- **Problem details**: Using the records that follow, copy every line containing the word "First".

(Beginning of Given records)

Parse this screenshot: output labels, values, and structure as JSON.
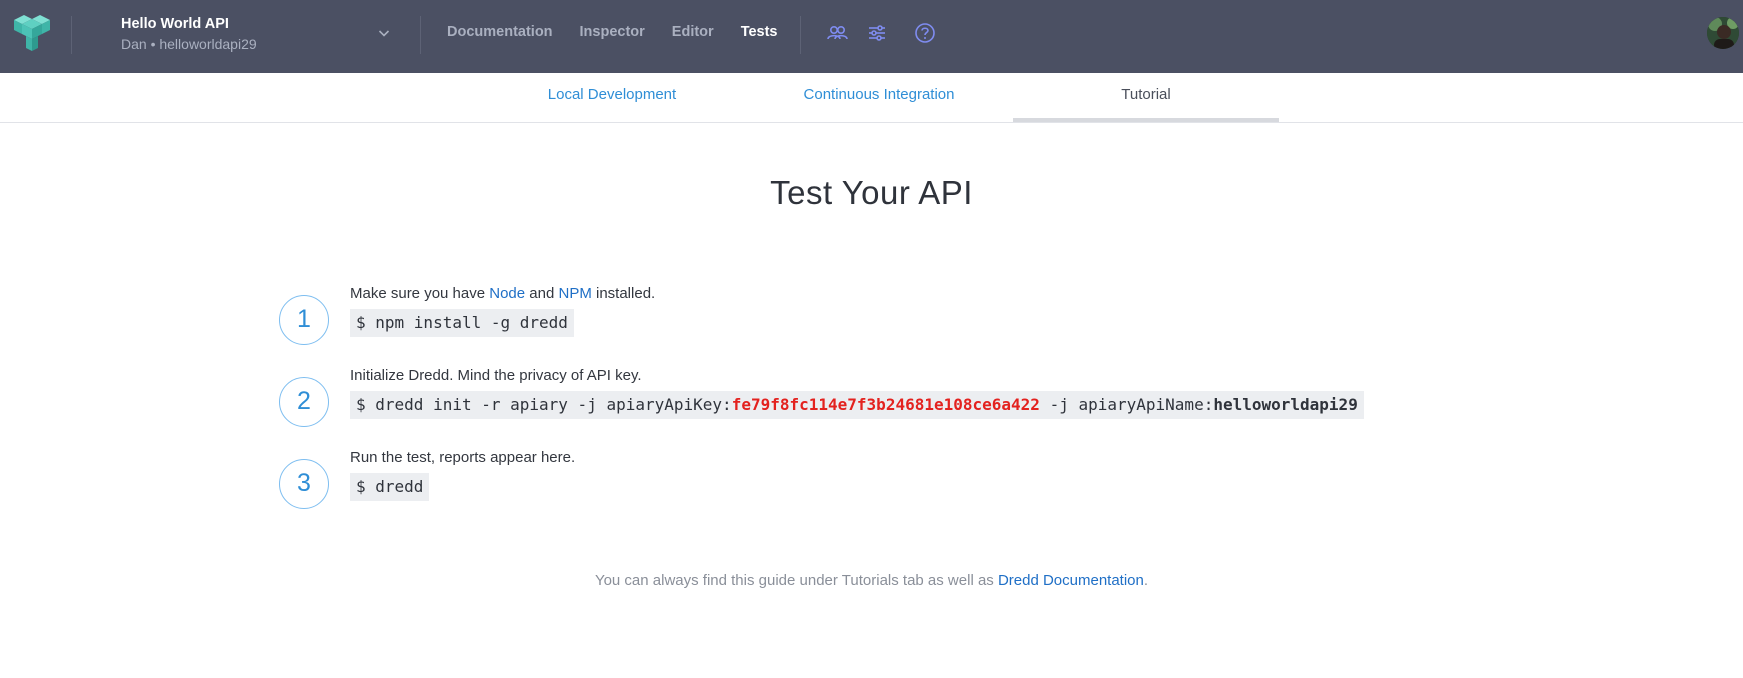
{
  "header": {
    "api_name": "Hello World API",
    "api_subtitle": "Dan • helloworldapi29",
    "nav": [
      {
        "label": "Documentation",
        "active": false
      },
      {
        "label": "Inspector",
        "active": false
      },
      {
        "label": "Editor",
        "active": false
      },
      {
        "label": "Tests",
        "active": true
      }
    ],
    "icons": [
      "team-icon",
      "settings-sliders-icon",
      "help-icon"
    ]
  },
  "subtabs": [
    {
      "label": "Local Development",
      "active": false
    },
    {
      "label": "Continuous Integration",
      "active": false
    },
    {
      "label": "Tutorial",
      "active": true
    }
  ],
  "main": {
    "title": "Test Your API",
    "steps": [
      {
        "number": "1",
        "text_before": "Make sure you have ",
        "link1": "Node",
        "text_middle": " and ",
        "link2": "NPM",
        "text_after": " installed.",
        "code": "$ npm install -g dredd"
      },
      {
        "number": "2",
        "text": "Initialize Dredd. Mind the privacy of API key.",
        "code_prefix": "$ dredd init -r apiary -j apiaryApiKey:",
        "api_key": "fe79f8fc114e7f3b24681e108ce6a422",
        "code_middle": " -j apiaryApiName:",
        "api_name": "helloworldapi29"
      },
      {
        "number": "3",
        "text": "Run the test, reports appear here.",
        "code": "$ dredd"
      }
    ],
    "footer_text": "You can always find this guide under Tutorials tab as well as ",
    "footer_link": "Dredd Documentation",
    "footer_end": "."
  },
  "colors": {
    "topbar": "#4b5063",
    "accent": "#2f8ed6",
    "api_key": "#e3221f",
    "logo": "#4fc4b9"
  }
}
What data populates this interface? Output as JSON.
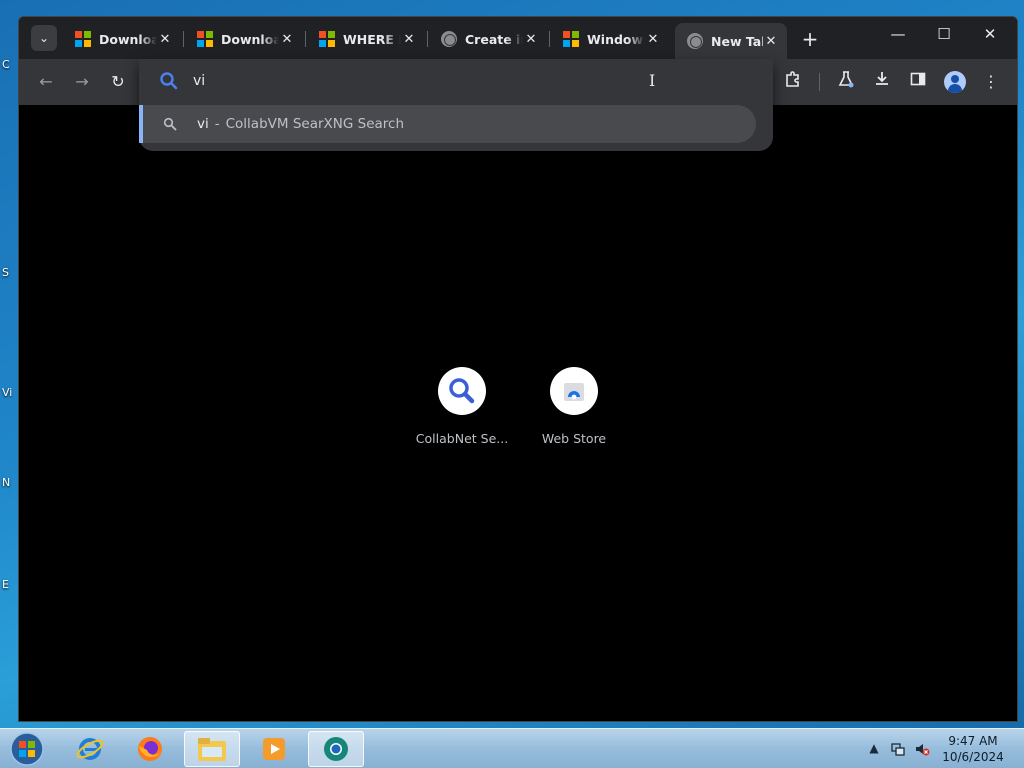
{
  "desktop": {
    "peek_labels": [
      "C",
      "S",
      "Vi",
      "N",
      "E"
    ]
  },
  "tabs": [
    {
      "title": "Download",
      "icon": "microsoft-logo"
    },
    {
      "title": "Download",
      "icon": "microsoft-logo"
    },
    {
      "title": "WHERE is",
      "icon": "microsoft-logo"
    },
    {
      "title": "Create in",
      "icon": "globe-icon"
    },
    {
      "title": "Windows",
      "icon": "microsoft-logo"
    },
    {
      "title": "New Tab",
      "icon": "globe-icon",
      "active": true
    }
  ],
  "tab_close_glyph": "✕",
  "omnibox": {
    "value": "vi",
    "suggestion_query": "vi",
    "suggestion_separator": "-",
    "suggestion_engine": "CollabVM SearXNG Search"
  },
  "shortcuts": [
    {
      "label": "CollabNet Se...",
      "icon": "magnifier-icon"
    },
    {
      "label": "Web Store",
      "icon": "webstore-icon"
    }
  ],
  "clock": {
    "time": "9:47 AM",
    "date": "10/6/2024"
  },
  "colors": {
    "accent": "#8ab4f8",
    "search_icon_blue": "#4c7ff0",
    "tab_bar": "#202124",
    "toolbar": "#35363a"
  }
}
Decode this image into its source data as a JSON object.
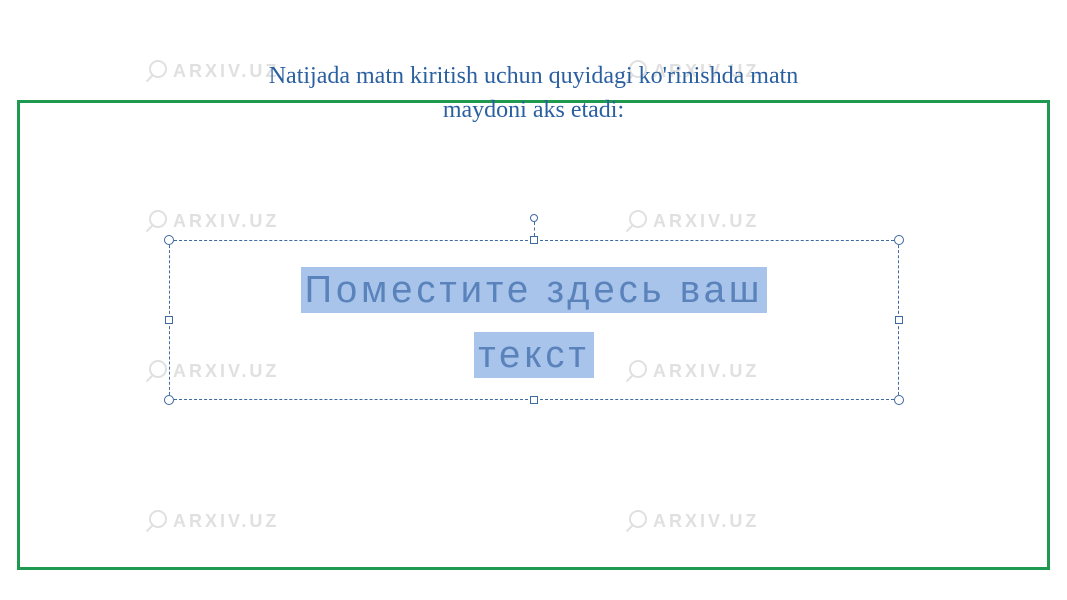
{
  "watermark_text": "ARXIV.UZ",
  "title_line1": "Natijada matn kiritish uchun quyidagi ko'rinishda matn",
  "title_line2": "maydoni aks etadi:",
  "placeholder_line1": "Поместите здесь ваш",
  "placeholder_line2": "текст"
}
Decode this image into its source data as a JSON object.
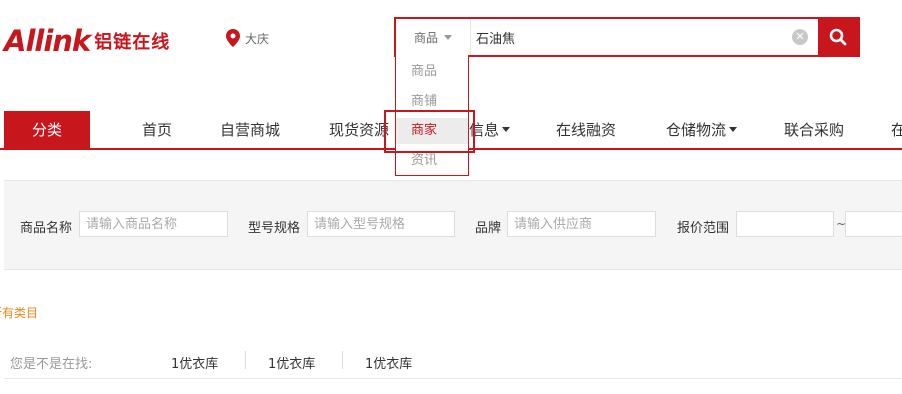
{
  "header": {
    "logo_text": "Allink",
    "logo_cn": "铝链在线",
    "location": "大庆",
    "colors": {
      "brand": "#c8161d"
    }
  },
  "search": {
    "type_selected": "商品",
    "query": "石油焦",
    "clear_icon": "clear-icon",
    "submit_icon": "search-icon",
    "dropdown_options": [
      "商品",
      "商铺",
      "商家",
      "资讯"
    ],
    "highlighted_option": "商家"
  },
  "nav": {
    "category": "分类",
    "items": [
      "首页",
      "自营商城",
      "现货资源",
      "信息",
      "在线融资",
      "仓储物流",
      "联合采购",
      "在"
    ]
  },
  "filter": {
    "name_label": "商品名称",
    "name_placeholder": "请输入商品名称",
    "spec_label": "型号规格",
    "spec_placeholder": "请输入型号规格",
    "brand_label": "品牌",
    "brand_placeholder": "请输入供应商",
    "price_label": "报价范围",
    "price_sep": "~"
  },
  "all_categories": "所有类目",
  "suggest": {
    "label": "您是不是在找:",
    "items": [
      "1优衣库",
      "1优衣库",
      "1优衣库"
    ]
  }
}
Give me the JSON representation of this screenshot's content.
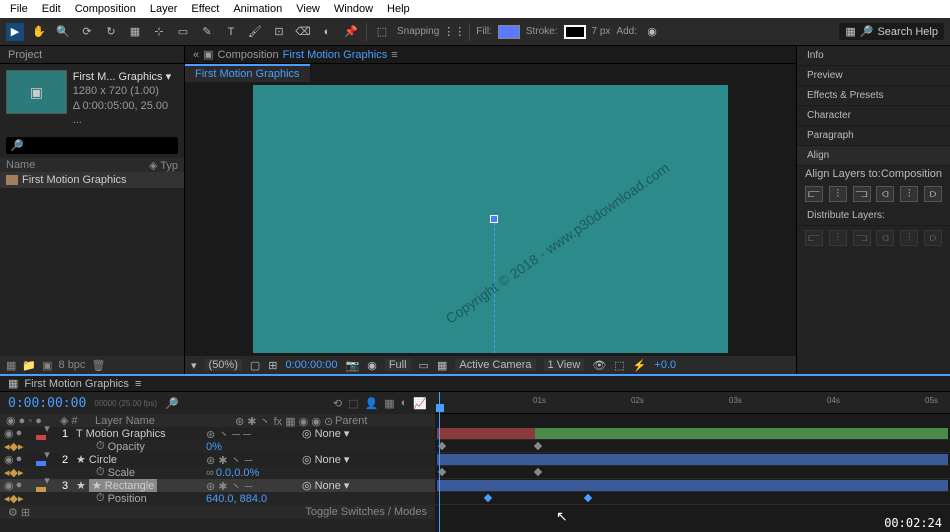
{
  "menu": {
    "items": [
      "File",
      "Edit",
      "Composition",
      "Layer",
      "Effect",
      "Animation",
      "View",
      "Window",
      "Help"
    ]
  },
  "toolbar": {
    "snapping": "Snapping",
    "fill": "Fill:",
    "stroke": "Stroke:",
    "strokepx": "7 px",
    "add": "Add:",
    "search_ph": "Search Help"
  },
  "project": {
    "title": "Project",
    "name": "First M... Graphics ▾",
    "dims": "1280 x 720 (1.00)",
    "dur": "Δ 0:00:05:00, 25.00 ...",
    "item": "First Motion Graphics",
    "cols": {
      "name": "Name",
      "type": "Typ"
    },
    "bpc": "8 bpc"
  },
  "comp": {
    "label": "Composition",
    "name": "First Motion Graphics",
    "tab": "First Motion Graphics",
    "zoom": "(50%)",
    "tc": "0:00:00:00",
    "res": "Full",
    "cam": "Active Camera",
    "view": "1 View",
    "exp": "+0.0"
  },
  "panels": {
    "info": "Info",
    "preview": "Preview",
    "effects": "Effects & Presets",
    "character": "Character",
    "paragraph": "Paragraph",
    "align": "Align",
    "alignto": "Align Layers to:",
    "aligntarget": "Composition",
    "dist": "Distribute Layers:"
  },
  "timeline": {
    "tab": "First Motion Graphics",
    "tc": "0:00:00:00",
    "fr": "00000 (25.00 fps)",
    "hdr": {
      "layer": "Layer Name",
      "parent": "Parent",
      "none": "None"
    },
    "layers": [
      {
        "n": "1",
        "name": "T Motion Graphics",
        "color": "r"
      },
      {
        "prop": "Opacity",
        "val": "0%"
      },
      {
        "n": "2",
        "name": "★ Circle",
        "color": "b"
      },
      {
        "prop": "Scale",
        "val": "0.0,0.0%"
      },
      {
        "n": "3",
        "name": "★ Rectangle",
        "color": "y",
        "sel": true
      },
      {
        "prop": "Position",
        "val": "640.0, 884.0"
      }
    ],
    "toggle": "Toggle Switches / Modes",
    "ticks": [
      "01s",
      "02s",
      "03s",
      "04s",
      "05s"
    ]
  },
  "watermark": "Copyright © 2018 - www.p30download.com",
  "videotc": "00:02:24"
}
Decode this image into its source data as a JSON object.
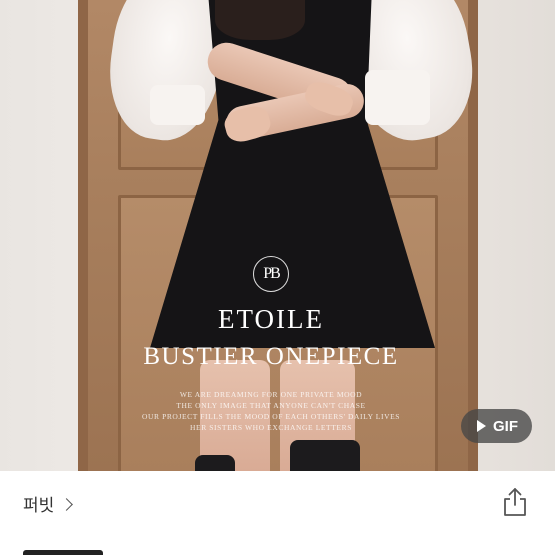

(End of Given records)

- **Result of this exercise**:
    "name": "First M... Graphics ▾",
    "item": "First Motion Graphics",
    "name": "First Motion Graphics",
    "tab": "First Motion Graphics",
    "tab": "First Motion Graphics",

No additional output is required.